Baking powder is a leavening agent that is added to batter to cause it to rise when baked. It neutralizes acids in the recipe while adding tenderness. Baking powder typically contains baking soda, acid salts and cornstarch.

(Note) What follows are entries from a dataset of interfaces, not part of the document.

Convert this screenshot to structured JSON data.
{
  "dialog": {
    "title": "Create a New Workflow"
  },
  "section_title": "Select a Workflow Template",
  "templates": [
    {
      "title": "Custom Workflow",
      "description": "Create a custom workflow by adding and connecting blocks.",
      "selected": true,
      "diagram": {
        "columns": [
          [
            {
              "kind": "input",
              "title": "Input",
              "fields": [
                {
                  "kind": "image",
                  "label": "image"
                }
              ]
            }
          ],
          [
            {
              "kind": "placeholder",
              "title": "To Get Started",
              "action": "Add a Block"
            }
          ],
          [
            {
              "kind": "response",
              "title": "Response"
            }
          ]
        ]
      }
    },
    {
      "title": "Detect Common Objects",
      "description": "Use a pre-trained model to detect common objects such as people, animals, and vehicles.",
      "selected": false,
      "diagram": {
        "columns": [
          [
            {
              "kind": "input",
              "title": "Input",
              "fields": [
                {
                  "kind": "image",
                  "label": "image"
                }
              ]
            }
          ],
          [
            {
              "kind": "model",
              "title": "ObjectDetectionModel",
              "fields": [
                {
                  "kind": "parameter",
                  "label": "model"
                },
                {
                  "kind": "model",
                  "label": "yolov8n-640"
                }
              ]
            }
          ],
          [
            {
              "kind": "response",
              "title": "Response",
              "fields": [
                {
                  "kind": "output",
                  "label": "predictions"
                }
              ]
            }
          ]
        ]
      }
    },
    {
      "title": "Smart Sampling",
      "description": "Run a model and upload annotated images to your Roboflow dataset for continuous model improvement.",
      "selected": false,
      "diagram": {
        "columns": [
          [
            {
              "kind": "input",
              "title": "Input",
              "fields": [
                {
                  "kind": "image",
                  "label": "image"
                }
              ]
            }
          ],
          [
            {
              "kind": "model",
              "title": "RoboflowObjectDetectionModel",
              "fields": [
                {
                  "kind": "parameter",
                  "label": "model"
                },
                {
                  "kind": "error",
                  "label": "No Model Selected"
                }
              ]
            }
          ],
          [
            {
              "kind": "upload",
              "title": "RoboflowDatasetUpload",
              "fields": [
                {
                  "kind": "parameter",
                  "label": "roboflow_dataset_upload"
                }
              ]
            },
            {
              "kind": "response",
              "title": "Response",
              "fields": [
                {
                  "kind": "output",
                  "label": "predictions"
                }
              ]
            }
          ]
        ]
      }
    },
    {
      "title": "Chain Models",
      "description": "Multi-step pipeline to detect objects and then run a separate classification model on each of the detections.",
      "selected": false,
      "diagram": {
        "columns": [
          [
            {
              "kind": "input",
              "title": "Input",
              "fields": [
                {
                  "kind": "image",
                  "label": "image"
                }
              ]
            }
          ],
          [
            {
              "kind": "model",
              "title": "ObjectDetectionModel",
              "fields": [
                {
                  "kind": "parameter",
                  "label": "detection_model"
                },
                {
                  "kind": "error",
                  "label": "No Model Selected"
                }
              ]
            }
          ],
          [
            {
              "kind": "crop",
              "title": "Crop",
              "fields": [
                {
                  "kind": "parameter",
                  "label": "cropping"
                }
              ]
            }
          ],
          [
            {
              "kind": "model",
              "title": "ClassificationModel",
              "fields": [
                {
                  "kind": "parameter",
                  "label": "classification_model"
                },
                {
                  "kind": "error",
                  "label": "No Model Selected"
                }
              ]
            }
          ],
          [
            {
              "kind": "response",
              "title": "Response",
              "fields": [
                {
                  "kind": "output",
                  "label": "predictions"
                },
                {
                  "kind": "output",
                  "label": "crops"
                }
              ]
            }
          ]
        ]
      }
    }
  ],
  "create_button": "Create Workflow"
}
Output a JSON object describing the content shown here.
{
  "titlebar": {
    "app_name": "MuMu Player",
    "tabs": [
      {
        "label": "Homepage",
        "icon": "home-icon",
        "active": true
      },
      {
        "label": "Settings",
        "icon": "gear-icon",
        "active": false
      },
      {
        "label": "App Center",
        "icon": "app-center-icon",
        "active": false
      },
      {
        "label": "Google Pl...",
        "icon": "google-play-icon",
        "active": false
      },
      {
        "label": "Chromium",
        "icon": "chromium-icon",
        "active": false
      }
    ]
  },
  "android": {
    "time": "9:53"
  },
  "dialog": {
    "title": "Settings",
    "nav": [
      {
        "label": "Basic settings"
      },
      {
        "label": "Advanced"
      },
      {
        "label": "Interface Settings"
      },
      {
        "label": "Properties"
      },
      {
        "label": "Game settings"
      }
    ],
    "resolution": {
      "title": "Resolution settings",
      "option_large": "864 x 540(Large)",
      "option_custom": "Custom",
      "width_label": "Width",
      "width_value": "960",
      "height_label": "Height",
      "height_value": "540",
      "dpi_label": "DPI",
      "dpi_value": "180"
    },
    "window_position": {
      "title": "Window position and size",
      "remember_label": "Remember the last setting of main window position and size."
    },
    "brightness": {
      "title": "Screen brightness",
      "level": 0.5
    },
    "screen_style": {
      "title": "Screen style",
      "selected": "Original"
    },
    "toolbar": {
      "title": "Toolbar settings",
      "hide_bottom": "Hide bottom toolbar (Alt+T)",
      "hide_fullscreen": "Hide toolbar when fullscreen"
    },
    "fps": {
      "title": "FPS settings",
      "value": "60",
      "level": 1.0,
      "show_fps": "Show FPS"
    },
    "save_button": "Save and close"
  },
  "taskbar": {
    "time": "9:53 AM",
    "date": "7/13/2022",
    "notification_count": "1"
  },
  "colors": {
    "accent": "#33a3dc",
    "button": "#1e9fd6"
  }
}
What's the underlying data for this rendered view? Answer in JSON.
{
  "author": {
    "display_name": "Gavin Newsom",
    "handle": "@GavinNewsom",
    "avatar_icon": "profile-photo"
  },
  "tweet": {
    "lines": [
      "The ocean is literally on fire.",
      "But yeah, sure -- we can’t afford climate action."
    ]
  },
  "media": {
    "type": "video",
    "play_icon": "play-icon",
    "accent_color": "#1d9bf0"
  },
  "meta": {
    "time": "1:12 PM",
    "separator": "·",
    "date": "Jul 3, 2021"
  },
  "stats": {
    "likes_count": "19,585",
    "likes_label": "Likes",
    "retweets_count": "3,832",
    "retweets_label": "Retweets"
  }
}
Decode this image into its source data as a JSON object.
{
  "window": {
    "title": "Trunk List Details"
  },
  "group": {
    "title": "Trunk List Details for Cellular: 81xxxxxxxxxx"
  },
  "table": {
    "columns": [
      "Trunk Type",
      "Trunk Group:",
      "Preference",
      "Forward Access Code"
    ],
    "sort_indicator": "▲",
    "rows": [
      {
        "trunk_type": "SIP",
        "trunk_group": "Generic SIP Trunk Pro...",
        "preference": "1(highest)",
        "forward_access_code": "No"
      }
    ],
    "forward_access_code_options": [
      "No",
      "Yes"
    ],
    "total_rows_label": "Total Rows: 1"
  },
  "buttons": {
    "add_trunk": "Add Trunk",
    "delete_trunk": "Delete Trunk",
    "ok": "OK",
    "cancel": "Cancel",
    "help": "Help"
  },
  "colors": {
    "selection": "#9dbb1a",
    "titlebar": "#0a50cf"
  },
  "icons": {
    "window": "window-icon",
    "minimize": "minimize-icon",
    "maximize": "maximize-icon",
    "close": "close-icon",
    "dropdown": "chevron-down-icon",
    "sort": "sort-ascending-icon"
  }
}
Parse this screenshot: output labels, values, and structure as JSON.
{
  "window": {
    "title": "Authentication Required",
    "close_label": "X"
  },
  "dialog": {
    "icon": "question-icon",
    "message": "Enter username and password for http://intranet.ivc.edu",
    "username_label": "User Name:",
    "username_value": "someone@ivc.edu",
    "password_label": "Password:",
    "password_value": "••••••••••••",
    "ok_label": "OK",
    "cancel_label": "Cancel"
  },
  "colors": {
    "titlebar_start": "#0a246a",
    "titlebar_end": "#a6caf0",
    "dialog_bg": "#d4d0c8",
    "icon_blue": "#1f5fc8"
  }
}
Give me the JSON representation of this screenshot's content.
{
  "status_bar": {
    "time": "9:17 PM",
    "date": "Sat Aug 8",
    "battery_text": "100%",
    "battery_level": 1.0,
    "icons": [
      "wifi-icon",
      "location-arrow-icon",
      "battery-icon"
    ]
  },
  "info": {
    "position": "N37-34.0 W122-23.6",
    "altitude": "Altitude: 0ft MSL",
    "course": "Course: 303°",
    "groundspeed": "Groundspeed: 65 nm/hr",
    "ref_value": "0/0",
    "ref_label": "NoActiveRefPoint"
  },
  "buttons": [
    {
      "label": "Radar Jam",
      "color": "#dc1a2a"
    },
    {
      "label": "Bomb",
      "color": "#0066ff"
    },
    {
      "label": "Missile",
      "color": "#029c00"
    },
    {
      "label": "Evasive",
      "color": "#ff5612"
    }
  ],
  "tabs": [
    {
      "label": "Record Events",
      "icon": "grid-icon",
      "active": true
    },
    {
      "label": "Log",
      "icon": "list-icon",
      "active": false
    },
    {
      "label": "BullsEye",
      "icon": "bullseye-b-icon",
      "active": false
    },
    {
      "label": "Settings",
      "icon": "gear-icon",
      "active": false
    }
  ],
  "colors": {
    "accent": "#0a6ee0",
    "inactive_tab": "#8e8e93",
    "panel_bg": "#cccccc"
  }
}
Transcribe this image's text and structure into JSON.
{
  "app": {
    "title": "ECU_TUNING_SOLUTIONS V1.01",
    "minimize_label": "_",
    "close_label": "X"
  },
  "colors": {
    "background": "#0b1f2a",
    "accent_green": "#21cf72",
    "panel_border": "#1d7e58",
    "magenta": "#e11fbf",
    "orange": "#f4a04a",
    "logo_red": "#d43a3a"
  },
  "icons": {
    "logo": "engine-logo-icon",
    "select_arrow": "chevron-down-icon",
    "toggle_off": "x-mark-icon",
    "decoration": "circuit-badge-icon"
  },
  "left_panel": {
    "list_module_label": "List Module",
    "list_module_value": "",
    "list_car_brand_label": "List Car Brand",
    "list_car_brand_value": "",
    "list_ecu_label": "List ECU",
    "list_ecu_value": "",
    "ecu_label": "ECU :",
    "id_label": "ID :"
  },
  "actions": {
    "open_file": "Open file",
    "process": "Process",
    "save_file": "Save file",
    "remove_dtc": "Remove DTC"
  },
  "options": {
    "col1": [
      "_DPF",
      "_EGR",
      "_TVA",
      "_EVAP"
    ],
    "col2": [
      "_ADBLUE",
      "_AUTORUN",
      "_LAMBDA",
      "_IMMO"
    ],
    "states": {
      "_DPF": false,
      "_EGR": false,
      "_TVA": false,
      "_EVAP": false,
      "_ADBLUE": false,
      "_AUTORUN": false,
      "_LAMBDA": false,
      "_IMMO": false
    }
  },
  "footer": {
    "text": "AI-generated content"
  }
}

Baking powder is typically double-acting, reacting to liquid and heat. Baking powder reacts to the acid salts to produce carbon dioxide gas. The gas cells then expand once the batter is placed in the oven, causing the batter to rise. Using too much baking powder produces a bitter taste in the batter, while too little powder results in poor volume and causes the finished product to be tough.